▸ WHAT YOU ARE ASKED TO DO
Every line in the records below with the string "Диагност" needs to be copied out.

-- SOURCE MATERIAL follows --

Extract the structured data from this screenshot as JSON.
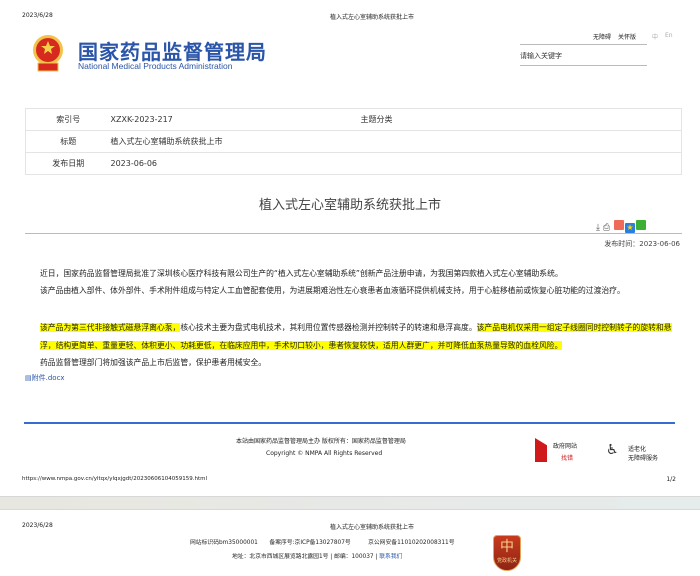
{
  "print_header": {
    "date": "2023/6/28",
    "title": "植入式左心室辅助系统获批上市"
  },
  "site": {
    "name_cn": "国家药品监督管理局",
    "name_en": "National Medical Products Administration",
    "links": [
      "无障碍",
      "关怀版"
    ],
    "lang": [
      "中",
      "En"
    ],
    "search_placeholder": "请输入关键字"
  },
  "meta": {
    "index_label": "索引号",
    "index_value": "XZXK-2023-217",
    "topic_label": "主题分类",
    "topic_value": "",
    "title_label": "标题",
    "title_value": "植入式左心室辅助系统获批上市",
    "date_label": "发布日期",
    "date_value": "2023-06-06"
  },
  "article": {
    "title": "植入式左心室辅助系统获批上市",
    "publish_time": "发布时间：2023-06-06",
    "p1": "近日，国家药品监督管理局批准了深圳核心医疗科技有限公司生产的“植入式左心室辅助系统”创新产品注册申请，为我国第四款植入式左心室辅助系统。",
    "p2": "该产品由植入部件、体外部件、手术附件组成与特定人工血管配套使用，为进展期难治性左心衰患者血液循环提供机械支持，用于心脏移植前或恢复心脏功能的过渡治疗。",
    "p3a": "该产品为第三代非接触式磁悬浮离心泵，",
    "p3b": "核心技术主要为盘式电机技术，其利用位置传感器检测并控制转子的转速和悬浮高度。",
    "p3c": "该产品电机仅采用一组定子线圈同时控制转子的旋转和悬浮，结构更简单、重量更轻、体积更小、功耗更低，在临床应用中，手术切口较小，患者恢复较快，适用人群更广，并可降低血泵热量导致的血栓风险。",
    "p4": "药品监督管理部门将加强该产品上市后监管，保护患者用械安全。",
    "attachment": "附件.docx"
  },
  "footer": {
    "sponsor": "本站由国家药品监督管理局主办 版权所有：国家药品监督管理局",
    "copyright": "Copyright © NMPA All Rights Reserved",
    "gov_error_1": "政府网站",
    "gov_error_2": "找错",
    "a11y_1": "适老化",
    "a11y_2": "无障碍服务"
  },
  "print_footer": {
    "url": "https://www.nmpa.gov.cn/yltqx/ylqxjgdt/20230606104059159.html",
    "page": "1/2"
  },
  "page2": {
    "date": "2023/6/28",
    "title": "植入式左心室辅助系统获批上市",
    "line1": "网站标识码bm35000001　　备案序号:京ICP备13027807号　　　京公网安备11010202008311号",
    "address": "地址：北京市西城区展览路北露园1号 | 邮编：100037 |",
    "contact": "联系我们",
    "badge": "党政机关"
  },
  "colors": {
    "brand": "#2a55a8",
    "highlight": "#ffff00"
  }
}
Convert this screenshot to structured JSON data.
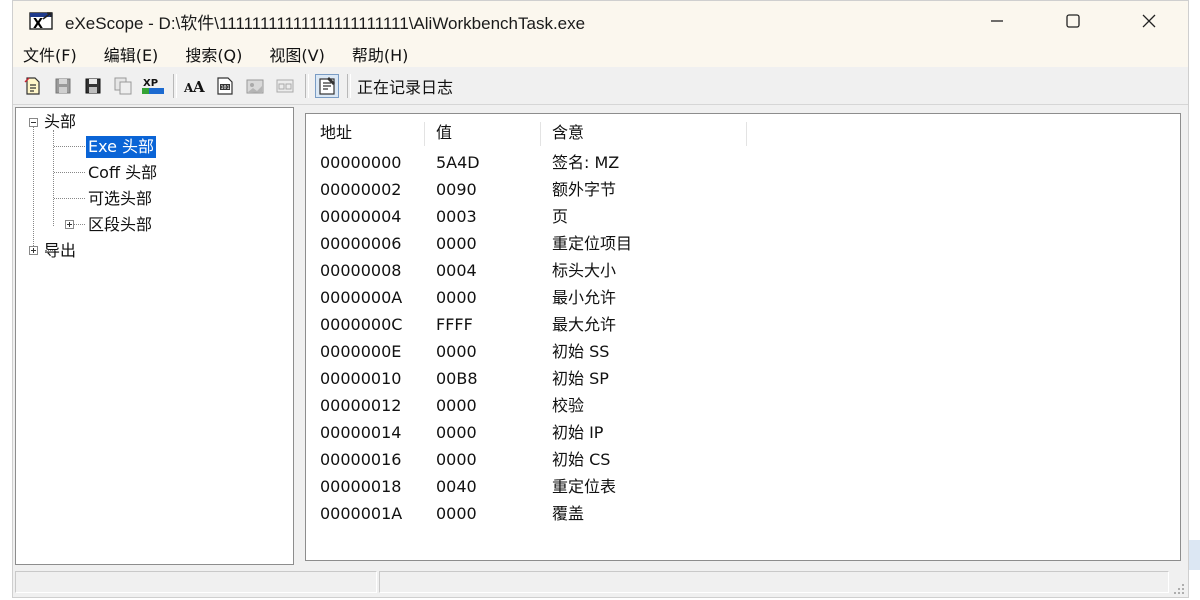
{
  "window": {
    "title": "eXeScope - D:\\软件\\11111111111111111111111\\AliWorkbenchTask.exe",
    "controls": {
      "minimize": "—",
      "maximize": "☐",
      "close": "✕"
    }
  },
  "menubar": {
    "items": [
      {
        "label": "文件(F)"
      },
      {
        "label": "编辑(E)"
      },
      {
        "label": "搜索(Q)"
      },
      {
        "label": "视图(V)"
      },
      {
        "label": "帮助(H)"
      }
    ]
  },
  "toolbar": {
    "log_label": "正在记录日志"
  },
  "tree": {
    "root": "头部",
    "children": [
      "Exe 头部",
      "Coff 头部",
      "可选头部",
      "区段头部"
    ],
    "export": "导出"
  },
  "table": {
    "columns": [
      "地址",
      "值",
      "含意"
    ],
    "rows": [
      {
        "address": "00000000",
        "value": "5A4D",
        "meaning": "签名: MZ"
      },
      {
        "address": "00000002",
        "value": "0090",
        "meaning": "额外字节"
      },
      {
        "address": "00000004",
        "value": "0003",
        "meaning": "页"
      },
      {
        "address": "00000006",
        "value": "0000",
        "meaning": "重定位项目"
      },
      {
        "address": "00000008",
        "value": "0004",
        "meaning": "标头大小"
      },
      {
        "address": "0000000A",
        "value": "0000",
        "meaning": "最小允许"
      },
      {
        "address": "0000000C",
        "value": "FFFF",
        "meaning": "最大允许"
      },
      {
        "address": "0000000E",
        "value": "0000",
        "meaning": "初始 SS"
      },
      {
        "address": "00000010",
        "value": "00B8",
        "meaning": "初始 SP"
      },
      {
        "address": "00000012",
        "value": "0000",
        "meaning": "校验"
      },
      {
        "address": "00000014",
        "value": "0000",
        "meaning": "初始 IP"
      },
      {
        "address": "00000016",
        "value": "0000",
        "meaning": "初始 CS"
      },
      {
        "address": "00000018",
        "value": "0040",
        "meaning": "重定位表"
      },
      {
        "address": "0000001A",
        "value": "0000",
        "meaning": "覆盖"
      }
    ]
  },
  "colors": {
    "selection": "#0a64d6",
    "titlebar": "#fbf7ee",
    "chrome": "#f0f0f0"
  }
}
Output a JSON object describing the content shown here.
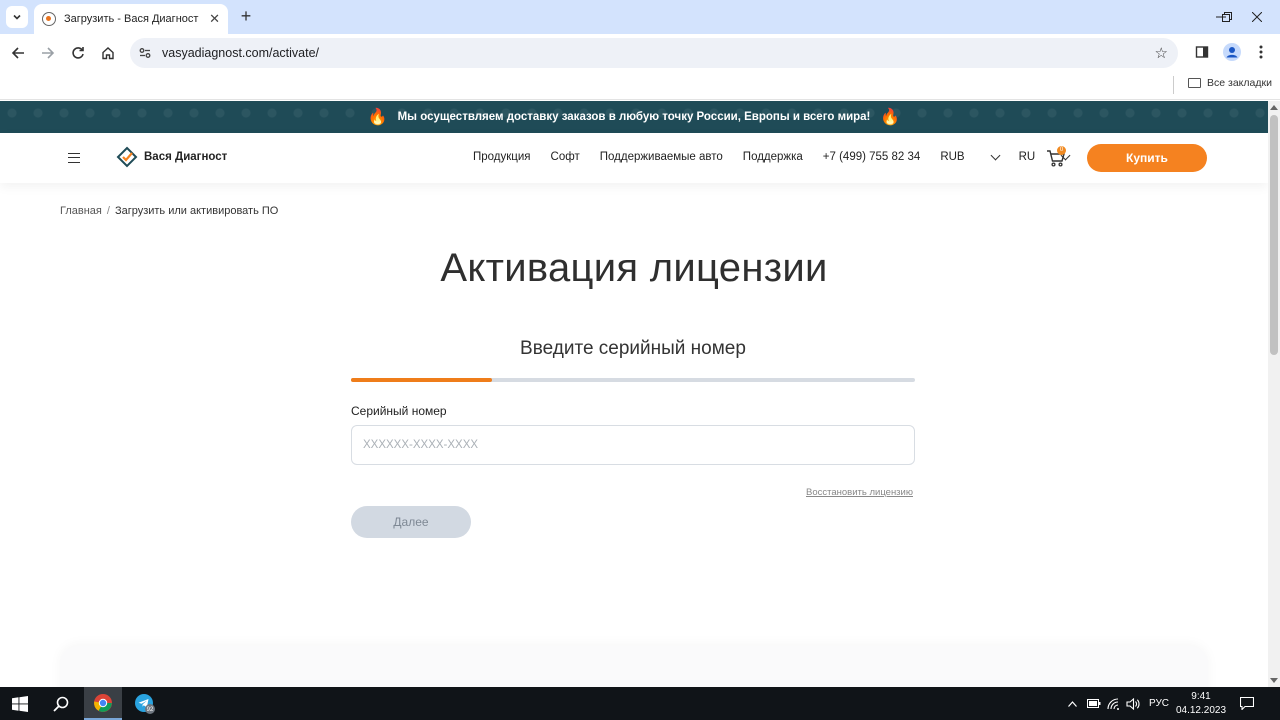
{
  "browser": {
    "tab_title": "Загрузить - Вася Диагност",
    "url": "vasyadiagnost.com/activate/",
    "bookmarks_label": "Все закладки"
  },
  "promo": {
    "text": "Мы осуществляем доставку заказов в любую точку России, Европы и всего мира!",
    "icon_left": "🔥",
    "icon_right": "🔥"
  },
  "header": {
    "logo_text": "Вася Диагност",
    "nav": [
      "Продукция",
      "Софт",
      "Поддерживаемые авто",
      "Поддержка"
    ],
    "phone": "+7 (499) 755 82 34",
    "currency": "RUB",
    "language": "RU",
    "cart_count": "0",
    "buy_label": "Купить"
  },
  "breadcrumb": {
    "home": "Главная",
    "separator": "/",
    "current": "Загрузить или активировать ПО"
  },
  "main": {
    "title": "Активация лицензии",
    "step_title": "Введите серийный номер",
    "progress_fraction": 0.25,
    "field_label": "Серийный номер",
    "field_placeholder": "XXXXXX-XXXX-XXXX",
    "field_value": "",
    "restore_link": "Восстановить лицензию",
    "next_label": "Далее"
  },
  "taskbar": {
    "telegram_badge": "92",
    "language": "РУС",
    "time": "9:41",
    "date": "04.12.2023"
  },
  "colors": {
    "accent_orange": "#f58220",
    "promo_bg": "#1f4b57",
    "progress_fill": "#ef7d1a",
    "button_disabled": "#d2d9e2"
  }
}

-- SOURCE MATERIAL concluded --

▸ REPLY
    "tab_title": "Загрузить - Вася Диагност",
    "logo_text": "Вася Диагност",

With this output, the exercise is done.